Page and application data records
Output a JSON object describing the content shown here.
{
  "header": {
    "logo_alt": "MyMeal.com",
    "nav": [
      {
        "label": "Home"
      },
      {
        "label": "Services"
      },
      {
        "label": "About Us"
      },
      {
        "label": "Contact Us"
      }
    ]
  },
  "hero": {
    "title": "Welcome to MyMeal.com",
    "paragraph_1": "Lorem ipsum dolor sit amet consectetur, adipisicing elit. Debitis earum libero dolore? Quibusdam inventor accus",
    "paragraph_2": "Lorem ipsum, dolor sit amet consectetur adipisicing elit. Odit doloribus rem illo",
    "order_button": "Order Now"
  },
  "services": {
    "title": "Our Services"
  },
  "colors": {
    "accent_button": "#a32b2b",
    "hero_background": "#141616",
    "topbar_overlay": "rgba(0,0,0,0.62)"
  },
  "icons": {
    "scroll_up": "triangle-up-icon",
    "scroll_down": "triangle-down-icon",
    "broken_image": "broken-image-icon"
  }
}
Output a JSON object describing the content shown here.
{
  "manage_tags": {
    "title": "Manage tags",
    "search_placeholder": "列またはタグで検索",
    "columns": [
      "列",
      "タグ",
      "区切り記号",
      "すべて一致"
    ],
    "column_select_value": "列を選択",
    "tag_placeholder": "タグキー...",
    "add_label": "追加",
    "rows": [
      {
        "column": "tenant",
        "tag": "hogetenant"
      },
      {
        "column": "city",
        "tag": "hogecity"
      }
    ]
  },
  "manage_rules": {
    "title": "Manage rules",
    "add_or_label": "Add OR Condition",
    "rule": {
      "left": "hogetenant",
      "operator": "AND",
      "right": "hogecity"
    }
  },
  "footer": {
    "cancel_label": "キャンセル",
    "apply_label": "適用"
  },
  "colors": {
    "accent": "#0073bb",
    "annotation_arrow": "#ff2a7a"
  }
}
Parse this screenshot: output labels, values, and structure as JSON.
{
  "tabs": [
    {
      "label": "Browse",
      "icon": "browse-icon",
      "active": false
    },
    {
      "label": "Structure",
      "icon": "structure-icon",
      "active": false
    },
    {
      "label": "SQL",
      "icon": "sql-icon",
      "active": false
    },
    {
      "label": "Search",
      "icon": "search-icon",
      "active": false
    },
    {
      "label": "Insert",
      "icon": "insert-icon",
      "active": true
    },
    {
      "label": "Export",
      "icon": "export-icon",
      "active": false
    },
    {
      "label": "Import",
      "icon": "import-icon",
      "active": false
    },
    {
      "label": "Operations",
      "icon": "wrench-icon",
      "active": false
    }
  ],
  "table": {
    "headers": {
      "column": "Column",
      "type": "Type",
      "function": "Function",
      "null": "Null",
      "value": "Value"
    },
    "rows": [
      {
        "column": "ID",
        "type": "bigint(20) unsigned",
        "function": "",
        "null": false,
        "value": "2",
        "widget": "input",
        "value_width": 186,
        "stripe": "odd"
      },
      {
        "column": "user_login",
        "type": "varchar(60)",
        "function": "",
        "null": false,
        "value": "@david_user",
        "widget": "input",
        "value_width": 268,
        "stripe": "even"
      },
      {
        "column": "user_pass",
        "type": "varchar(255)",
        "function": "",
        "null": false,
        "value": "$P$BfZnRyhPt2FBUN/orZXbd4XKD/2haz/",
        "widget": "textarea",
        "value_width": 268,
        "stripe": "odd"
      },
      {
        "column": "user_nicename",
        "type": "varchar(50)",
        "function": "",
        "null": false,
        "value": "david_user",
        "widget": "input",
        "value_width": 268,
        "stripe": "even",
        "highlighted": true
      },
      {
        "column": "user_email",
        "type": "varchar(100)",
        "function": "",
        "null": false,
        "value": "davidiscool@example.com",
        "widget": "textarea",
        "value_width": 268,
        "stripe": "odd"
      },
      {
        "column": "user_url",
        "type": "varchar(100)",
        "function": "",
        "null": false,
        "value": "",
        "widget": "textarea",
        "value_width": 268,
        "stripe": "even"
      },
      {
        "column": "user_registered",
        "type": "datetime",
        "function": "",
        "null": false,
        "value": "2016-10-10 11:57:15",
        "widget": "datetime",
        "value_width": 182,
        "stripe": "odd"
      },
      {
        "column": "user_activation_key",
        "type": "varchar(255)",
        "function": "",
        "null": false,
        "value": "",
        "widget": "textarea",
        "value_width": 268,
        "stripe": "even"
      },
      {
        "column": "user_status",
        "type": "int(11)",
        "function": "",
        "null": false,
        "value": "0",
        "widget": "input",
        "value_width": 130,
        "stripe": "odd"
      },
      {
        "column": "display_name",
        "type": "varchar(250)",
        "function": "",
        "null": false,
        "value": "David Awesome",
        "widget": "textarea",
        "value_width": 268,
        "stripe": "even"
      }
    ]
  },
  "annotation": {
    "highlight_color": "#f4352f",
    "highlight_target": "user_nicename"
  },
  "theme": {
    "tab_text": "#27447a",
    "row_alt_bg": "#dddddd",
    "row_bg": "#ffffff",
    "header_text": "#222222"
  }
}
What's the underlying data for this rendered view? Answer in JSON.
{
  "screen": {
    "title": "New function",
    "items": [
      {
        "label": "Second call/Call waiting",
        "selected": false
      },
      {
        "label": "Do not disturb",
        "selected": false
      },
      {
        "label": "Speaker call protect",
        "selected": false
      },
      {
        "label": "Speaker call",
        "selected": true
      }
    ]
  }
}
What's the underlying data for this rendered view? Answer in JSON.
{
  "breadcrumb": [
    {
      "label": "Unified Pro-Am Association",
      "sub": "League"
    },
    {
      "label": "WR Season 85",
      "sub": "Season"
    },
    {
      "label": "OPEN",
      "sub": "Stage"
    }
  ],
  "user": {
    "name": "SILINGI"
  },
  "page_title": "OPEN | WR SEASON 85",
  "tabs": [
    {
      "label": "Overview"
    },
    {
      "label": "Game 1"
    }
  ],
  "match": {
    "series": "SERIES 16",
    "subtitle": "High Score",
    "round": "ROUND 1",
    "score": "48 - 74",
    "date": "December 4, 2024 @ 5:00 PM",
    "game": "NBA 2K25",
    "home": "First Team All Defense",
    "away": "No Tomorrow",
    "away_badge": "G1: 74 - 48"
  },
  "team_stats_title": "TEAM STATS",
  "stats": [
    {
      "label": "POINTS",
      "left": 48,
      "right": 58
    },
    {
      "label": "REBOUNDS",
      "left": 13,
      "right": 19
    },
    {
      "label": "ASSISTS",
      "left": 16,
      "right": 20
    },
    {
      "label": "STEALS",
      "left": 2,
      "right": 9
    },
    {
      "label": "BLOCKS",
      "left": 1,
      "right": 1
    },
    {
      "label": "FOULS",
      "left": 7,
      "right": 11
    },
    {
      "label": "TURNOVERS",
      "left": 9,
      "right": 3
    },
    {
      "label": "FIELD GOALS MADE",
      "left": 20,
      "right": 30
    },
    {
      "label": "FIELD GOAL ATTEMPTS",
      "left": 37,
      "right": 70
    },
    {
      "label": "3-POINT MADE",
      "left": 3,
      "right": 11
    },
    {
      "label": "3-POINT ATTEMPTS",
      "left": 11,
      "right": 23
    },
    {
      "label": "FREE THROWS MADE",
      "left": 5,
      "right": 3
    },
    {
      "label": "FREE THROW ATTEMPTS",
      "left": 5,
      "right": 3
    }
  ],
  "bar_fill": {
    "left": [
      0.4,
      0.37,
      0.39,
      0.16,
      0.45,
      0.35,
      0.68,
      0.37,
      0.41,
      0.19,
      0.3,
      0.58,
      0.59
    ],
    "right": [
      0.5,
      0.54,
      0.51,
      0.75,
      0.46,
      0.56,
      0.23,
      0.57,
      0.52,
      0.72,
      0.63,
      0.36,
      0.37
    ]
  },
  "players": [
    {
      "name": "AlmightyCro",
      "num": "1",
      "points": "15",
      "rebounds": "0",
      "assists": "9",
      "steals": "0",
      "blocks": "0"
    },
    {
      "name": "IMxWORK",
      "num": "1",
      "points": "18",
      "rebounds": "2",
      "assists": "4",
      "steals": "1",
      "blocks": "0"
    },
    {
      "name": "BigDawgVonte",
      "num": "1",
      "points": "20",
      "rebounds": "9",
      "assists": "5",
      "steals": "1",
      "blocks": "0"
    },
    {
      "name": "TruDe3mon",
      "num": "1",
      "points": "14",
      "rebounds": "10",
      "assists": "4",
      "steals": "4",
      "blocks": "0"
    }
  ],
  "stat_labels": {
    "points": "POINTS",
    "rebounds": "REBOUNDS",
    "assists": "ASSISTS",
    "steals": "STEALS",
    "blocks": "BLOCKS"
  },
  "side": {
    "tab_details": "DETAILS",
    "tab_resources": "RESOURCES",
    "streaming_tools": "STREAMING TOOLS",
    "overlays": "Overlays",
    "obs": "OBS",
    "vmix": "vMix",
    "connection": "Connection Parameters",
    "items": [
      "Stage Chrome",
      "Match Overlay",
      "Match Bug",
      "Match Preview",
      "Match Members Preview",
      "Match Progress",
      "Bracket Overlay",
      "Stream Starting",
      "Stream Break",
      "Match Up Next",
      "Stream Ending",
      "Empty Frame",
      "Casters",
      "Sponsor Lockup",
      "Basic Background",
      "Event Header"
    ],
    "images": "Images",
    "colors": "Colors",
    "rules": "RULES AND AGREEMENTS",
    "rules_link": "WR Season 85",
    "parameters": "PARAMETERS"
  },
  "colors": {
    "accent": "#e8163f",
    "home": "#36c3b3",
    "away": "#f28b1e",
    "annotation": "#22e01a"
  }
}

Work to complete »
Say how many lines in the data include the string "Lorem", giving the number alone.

Written response »
2